Data records:
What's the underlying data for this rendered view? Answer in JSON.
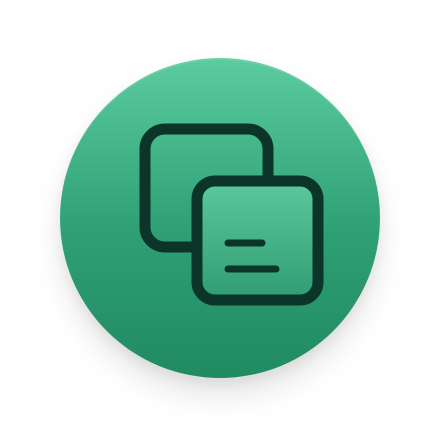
{
  "icon": {
    "name": "copy-note-icon",
    "colors": {
      "background_top": "#5acc9f",
      "background_bottom": "#218a62",
      "stroke": "#0b3529"
    }
  }
}
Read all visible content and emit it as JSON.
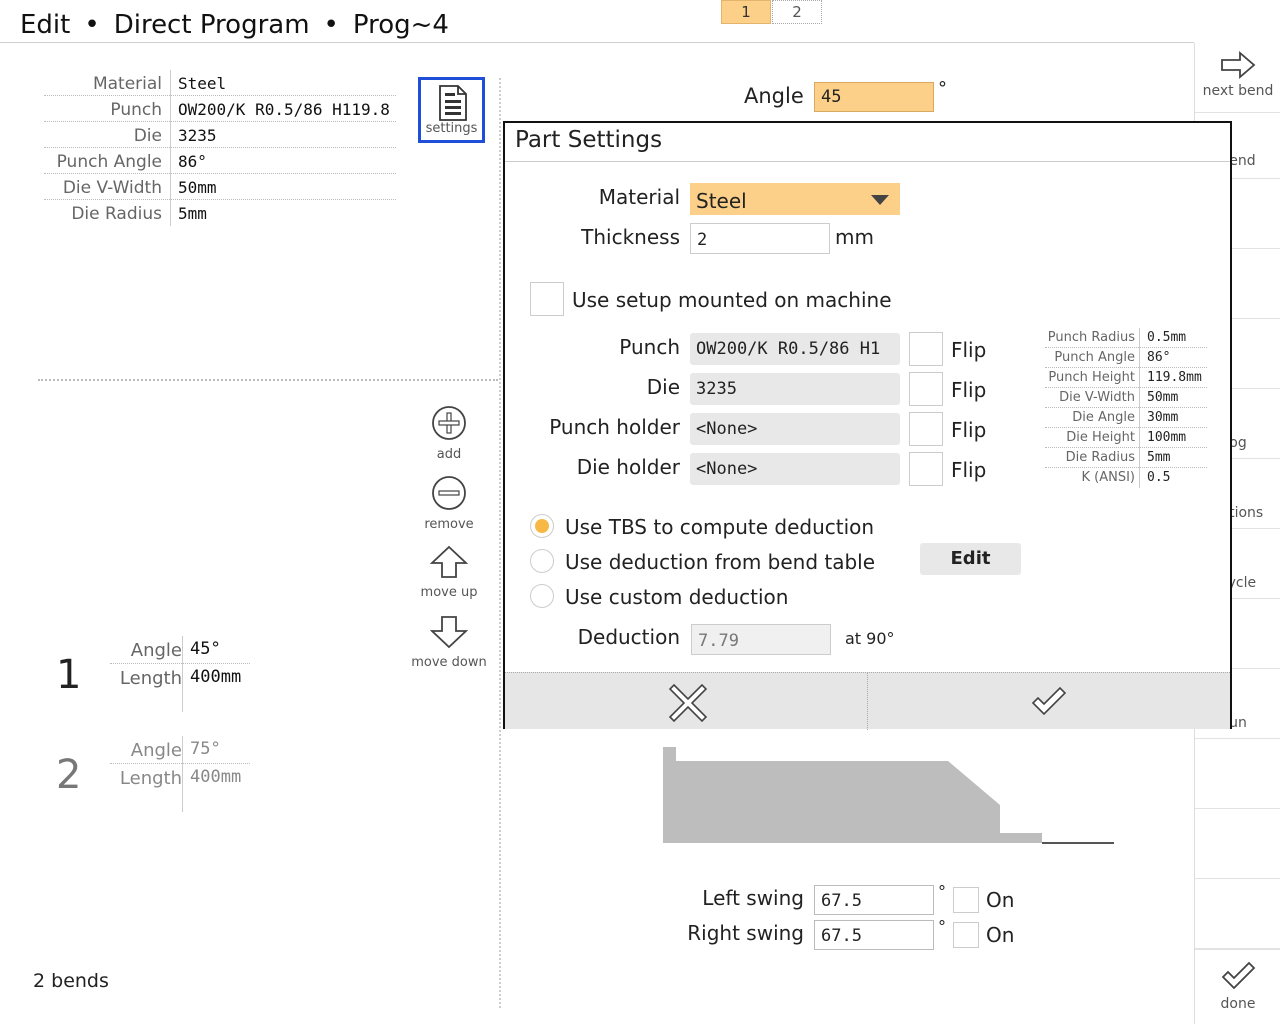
{
  "header": {
    "crumb_1": "Edit",
    "separator": "•",
    "crumb_2": "Direct Program",
    "crumb_3": "Prog~4",
    "pages": [
      "1",
      "2"
    ]
  },
  "tooling_info": [
    {
      "label": "Material",
      "value": "Steel"
    },
    {
      "label": "Punch",
      "value": "OW200/K R0.5/86 H119.8"
    },
    {
      "label": "Die",
      "value": "3235"
    },
    {
      "label": "Punch Angle",
      "value": "86°"
    },
    {
      "label": "Die V-Width",
      "value": "50mm"
    },
    {
      "label": "Die Radius",
      "value": "5mm"
    }
  ],
  "settings_button": {
    "label": "settings",
    "icon": "document-icon"
  },
  "side_tools": {
    "add": "add",
    "remove": "remove",
    "move_up": "move up",
    "move_down": "move down"
  },
  "bends": [
    {
      "number": "1",
      "angle_label": "Angle",
      "angle": "45°",
      "length_label": "Length",
      "length": "400mm"
    },
    {
      "number": "2",
      "angle_label": "Angle",
      "angle": "75°",
      "length_label": "Length",
      "length": "400mm"
    }
  ],
  "bends_count": "2 bends",
  "center": {
    "angle_label": "Angle",
    "angle_value": "45",
    "degree": "°",
    "left_swing_label": "Left swing",
    "left_swing_value": "67.5",
    "right_swing_label": "Right swing",
    "right_swing_value": "67.5",
    "on_label": "On"
  },
  "right_toolbar": {
    "next_bend": "next bend",
    "prev_bend": "bend",
    "item_fragment_1": "og",
    "item_fragment_2": "ections",
    "item_fragment_3": "cycle",
    "item_fragment_4": "un",
    "done": "done"
  },
  "dialog": {
    "title": "Part Settings",
    "material_label": "Material",
    "material_value": "Steel",
    "thickness_label": "Thickness",
    "thickness_value": "2",
    "thickness_unit": "mm",
    "use_setup_label": "Use setup mounted on machine",
    "punch_label": "Punch",
    "punch_value": "OW200/K R0.5/86 H1",
    "die_label": "Die",
    "die_value": "3235",
    "punch_holder_label": "Punch holder",
    "punch_holder_value": "<None>",
    "die_holder_label": "Die holder",
    "die_holder_value": "<None>",
    "flip_label": "Flip",
    "specs": [
      {
        "label": "Punch Radius",
        "value": "0.5mm"
      },
      {
        "label": "Punch Angle",
        "value": "86°"
      },
      {
        "label": "Punch Height",
        "value": "119.8mm"
      },
      {
        "label": "Die V-Width",
        "value": "50mm"
      },
      {
        "label": "Die Angle",
        "value": "30mm"
      },
      {
        "label": "Die Height",
        "value": "100mm"
      },
      {
        "label": "Die Radius",
        "value": "5mm"
      },
      {
        "label": "K (ANSI)",
        "value": "0.5"
      }
    ],
    "deduction_options": [
      {
        "label": "Use TBS to compute deduction",
        "selected": true
      },
      {
        "label": "Use deduction from bend table",
        "selected": false
      },
      {
        "label": "Use custom deduction",
        "selected": false
      }
    ],
    "edit_label": "Edit",
    "deduction_label": "Deduction",
    "deduction_value": "7.79",
    "deduction_at": "at 90°",
    "cancel_icon": "close-icon",
    "confirm_icon": "check-icon"
  },
  "colors": {
    "accent": "#fdd08a",
    "radio_selected": "#f7b846",
    "focus_border": "#1f4fd8",
    "part_fill": "#bdbdbd"
  }
}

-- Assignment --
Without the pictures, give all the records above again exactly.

-- Expected answer --
What's the underlying data for this rendered view? Answer in JSON.
{
  "icon": {
    "name": "copy-note-icon",
    "colors": {
      "background_top": "#5acc9f",
      "background_bottom": "#218a62",
      "stroke": "#0b3529"
    }
  }
}
Read all visible content and emit it as JSON.
{
  "header": {
    "crumb_1": "Edit",
    "separator": "•",
    "crumb_2": "Direct Program",
    "crumb_3": "Prog~4",
    "pages": [
      "1",
      "2"
    ]
  },
  "tooling_info": [
    {
      "label": "Material",
      "value": "Steel"
    },
    {
      "label": "Punch",
      "value": "OW200/K R0.5/86 H119.8"
    },
    {
      "label": "Die",
      "value": "3235"
    },
    {
      "label": "Punch Angle",
      "value": "86°"
    },
    {
      "label": "Die V-Width",
      "value": "50mm"
    },
    {
      "label": "Die Radius",
      "value": "5mm"
    }
  ],
  "settings_button": {
    "label": "settings",
    "icon": "document-icon"
  },
  "side_tools": {
    "add": "add",
    "remove": "remove",
    "move_up": "move up",
    "move_down": "move down"
  },
  "bends": [
    {
      "number": "1",
      "angle_label": "Angle",
      "angle": "45°",
      "length_label": "Length",
      "length": "400mm"
    },
    {
      "number": "2",
      "angle_label": "Angle",
      "angle": "75°",
      "length_label": "Length",
      "length": "400mm"
    }
  ],
  "bends_count": "2 bends",
  "center": {
    "angle_label": "Angle",
    "angle_value": "45",
    "degree": "°",
    "left_swing_label": "Left swing",
    "left_swing_value": "67.5",
    "right_swing_label": "Right swing",
    "right_swing_value": "67.5",
    "on_label": "On"
  },
  "right_toolbar": {
    "next_bend": "next bend",
    "prev_bend": "bend",
    "item_fragment_1": "og",
    "item_fragment_2": "ections",
    "item_fragment_3": "cycle",
    "item_fragment_4": "un",
    "done": "done"
  },
  "dialog": {
    "title": "Part Settings",
    "material_label": "Material",
    "material_value": "Steel",
    "thickness_label": "Thickness",
    "thickness_value": "2",
    "thickness_unit": "mm",
    "use_setup_label": "Use setup mounted on machine",
    "punch_label": "Punch",
    "punch_value": "OW200/K R0.5/86 H1",
    "die_label": "Die",
    "die_value": "3235",
    "punch_holder_label": "Punch holder",
    "punch_holder_value": "<None>",
    "die_holder_label": "Die holder",
    "die_holder_value": "<None>",
    "flip_label": "Flip",
    "specs": [
      {
        "label": "Punch Radius",
        "value": "0.5mm"
      },
      {
        "label": "Punch Angle",
        "value": "86°"
      },
      {
        "label": "Punch Height",
        "value": "119.8mm"
      },
      {
        "label": "Die V-Width",
        "value": "50mm"
      },
      {
        "label": "Die Angle",
        "value": "30mm"
      },
      {
        "label": "Die Height",
        "value": "100mm"
      },
      {
        "label": "Die Radius",
        "value": "5mm"
      },
      {
        "label": "K (ANSI)",
        "value": "0.5"
      }
    ],
    "deduction_options": [
      {
        "label": "Use TBS to compute deduction",
        "selected": true
      },
      {
        "label": "Use deduction from bend table",
        "selected": false
      },
      {
        "label": "Use custom deduction",
        "selected": false
      }
    ],
    "edit_label": "Edit",
    "deduction_label": "Deduction",
    "deduction_value": "7.79",
    "deduction_at": "at 90°",
    "cancel_icon": "close-icon",
    "confirm_icon": "check-icon"
  },
  "colors": {
    "accent": "#fdd08a",
    "radio_selected": "#f7b846",
    "focus_border": "#1f4fd8",
    "part_fill": "#bdbdbd"
  }
}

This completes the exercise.